* **Task objective**:
For this task, retype the records below exactly.

* **Exercise materials**:
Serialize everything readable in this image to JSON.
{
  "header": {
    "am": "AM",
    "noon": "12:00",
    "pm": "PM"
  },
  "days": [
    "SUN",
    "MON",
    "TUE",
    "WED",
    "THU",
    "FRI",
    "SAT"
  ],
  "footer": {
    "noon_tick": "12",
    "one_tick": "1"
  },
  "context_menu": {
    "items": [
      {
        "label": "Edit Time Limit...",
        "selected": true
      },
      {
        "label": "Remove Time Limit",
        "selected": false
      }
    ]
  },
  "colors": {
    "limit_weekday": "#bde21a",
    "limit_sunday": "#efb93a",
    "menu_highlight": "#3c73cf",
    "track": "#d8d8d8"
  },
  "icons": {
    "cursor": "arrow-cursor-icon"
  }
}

* **Response box**:
Serialize everything readable in this image to JSON.
{
  "header": {
    "am": "AM",
    "noon": "12:00",
    "pm": "PM"
  },
  "days": [
    "SUN",
    "MON",
    "TUE",
    "WED",
    "THU",
    "FRI",
    "SAT"
  ],
  "footer": {
    "noon_tick": "12",
    "one_tick": "1"
  },
  "context_menu": {
    "items": [
      {
        "label": "Edit Time Limit...",
        "selected": true
      },
      {
        "label": "Remove Time Limit",
        "selected": false
      }
    ]
  },
  "colors": {
    "limit_weekday": "#bde21a",
    "limit_sunday": "#efb93a",
    "menu_highlight": "#3c73cf",
    "track": "#d8d8d8"
  },
  "icons": {
    "cursor": "arrow-cursor-icon"
  }
}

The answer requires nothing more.